Despite some experiments with on-air 4K footage, the Disney-owned series of sports channels has no plans to set up an Ultra HD channel.
After becoming one of the first to broadcast it and then getting burned on the failure of 3-D television, ESPN is holding back its bet on 4K television — the purported “the next big thing” from television set manufacturers.
Chuck Pagano, ESPN’s vice president and CTO, told via Satellite last week that despite some experiments with on-air 4K footage, the Disney-owned series of sports channels has no plans to set up a 4K Ultra HD channel for its viewers. In addition, Pagano said, there’s no demand from satellite providers like Dish and DirecTV for such a channel.
This would appear to be a blow to companies like Sony, Samsung and LG, which are aggressively pushing Ultra HD, the trade name for 4K (and someday higher resolution sets) in the marketplace. The promotions are mostly hype — since few 4K television sets have actually been sold (despite decreasing process) and the broadcasting industry has yet to set technical standards for distributing 4K content.
Sony and Red Digital/Odemax are the only companies currently delivering 4K to the home, but that’s from home servers. Everyone agrees that next-generation compression schemes such as HEVC (H.265) are required to allow live 4K to be practically delivered to the home.
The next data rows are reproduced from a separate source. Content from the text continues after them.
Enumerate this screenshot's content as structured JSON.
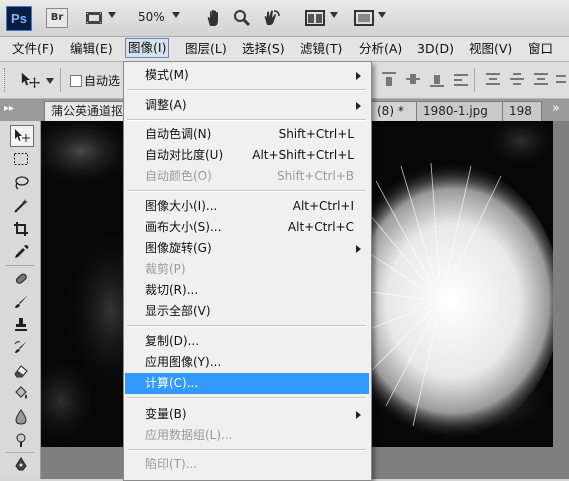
{
  "appbar": {
    "logo": "Ps",
    "bridge": "Br",
    "zoom": "50%"
  },
  "menubar": {
    "items": [
      "文件(F)",
      "编辑(E)",
      "图像(I)",
      "图层(L)",
      "选择(S)",
      "滤镜(T)",
      "分析(A)",
      "3D(D)",
      "视图(V)",
      "窗口"
    ]
  },
  "options": {
    "auto_select_label": "自动选"
  },
  "tabs": {
    "items": [
      "蒲公英通道抠",
      "(8) *",
      "1980-1.jpg",
      "198"
    ],
    "overflow": "»"
  },
  "image_menu": {
    "items": [
      {
        "label": "模式(M)",
        "shortcut": "",
        "submenu": true,
        "disabled": false
      },
      {
        "label": "调整(A)",
        "shortcut": "",
        "submenu": true,
        "disabled": false
      },
      {
        "label": "自动色调(N)",
        "shortcut": "Shift+Ctrl+L",
        "submenu": false,
        "disabled": false
      },
      {
        "label": "自动对比度(U)",
        "shortcut": "Alt+Shift+Ctrl+L",
        "submenu": false,
        "disabled": false
      },
      {
        "label": "自动颜色(O)",
        "shortcut": "Shift+Ctrl+B",
        "submenu": false,
        "disabled": true
      },
      {
        "label": "图像大小(I)...",
        "shortcut": "Alt+Ctrl+I",
        "submenu": false,
        "disabled": false
      },
      {
        "label": "画布大小(S)...",
        "shortcut": "Alt+Ctrl+C",
        "submenu": false,
        "disabled": false
      },
      {
        "label": "图像旋转(G)",
        "shortcut": "",
        "submenu": true,
        "disabled": false
      },
      {
        "label": "裁剪(P)",
        "shortcut": "",
        "submenu": false,
        "disabled": true
      },
      {
        "label": "裁切(R)...",
        "shortcut": "",
        "submenu": false,
        "disabled": false
      },
      {
        "label": "显示全部(V)",
        "shortcut": "",
        "submenu": false,
        "disabled": false
      },
      {
        "label": "复制(D)...",
        "shortcut": "",
        "submenu": false,
        "disabled": false
      },
      {
        "label": "应用图像(Y)...",
        "shortcut": "",
        "submenu": false,
        "disabled": false
      },
      {
        "label": "计算(C)...",
        "shortcut": "",
        "submenu": false,
        "disabled": false,
        "highlighted": true
      },
      {
        "label": "变量(B)",
        "shortcut": "",
        "submenu": true,
        "disabled": false
      },
      {
        "label": "应用数据组(L)...",
        "shortcut": "",
        "submenu": false,
        "disabled": true
      },
      {
        "label": "陷印(T)...",
        "shortcut": "",
        "submenu": false,
        "disabled": true
      }
    ]
  },
  "colors": {
    "highlight": "#3399ff",
    "disabled_text": "#9a9a9a",
    "menu_bg": "#f0f0f0"
  },
  "icons": [
    "photoshop-logo",
    "bridge-logo",
    "film-strip-icon",
    "hand-icon",
    "zoom-icon",
    "rotate-view-icon",
    "arrange-documents-icon",
    "screen-mode-icon",
    "move-tool-icon"
  ]
}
Intelsat and Ericsson have demonstrated a 4K end-to-end video transmission via satellite. Intelsat’s Galaxy 13 satellite delivered a 4:2:2 10-bit, 4K Ultra-HD signal at 60fps in an experimental broadcast. The signal was encoded and decoded in real time by Ericsson using its AVP 2000 contribution encoders and RX8200 receivers.
“We can accommodate the next-generation signals as soon as broadcasters are ready to offer them,” Matthew Goldman, senior vice president of TV compression technology at Ericsson, told via Satellite. “Commercial broadcasters may not begin to procure bandwidth for 4K broadcasts until 2015, at the earliest. It could even be longer.”
Like 3-D television, Ultra HD was conceived to sell higher priced television equipment in a market where standard HD sets have become a low-cost commodity. Sony’s 55in XBR 55X900A, at $4000, is at the low end of this market, while Samsung’s 85in UN85S9AF is priced at more than $30,000. These high prices are expected, like all other electronic goods, to fall rapidly.
The Consumer Electronics Association (CEA), charged with promoting the technology, said Ultra HD is expected to see increased adoption as consumers become more familiar with it, manufacturers reduce prices and content providers embrace the format.
Yet, with the 3-D debacle fresh in the memory of many production companies, the slow-going process of adopting Ultra HD is understandable. Right now, almost everything is promotion. Whether buyers value it enough to spend the money will determine its ultimate fate, just as with 3DTV.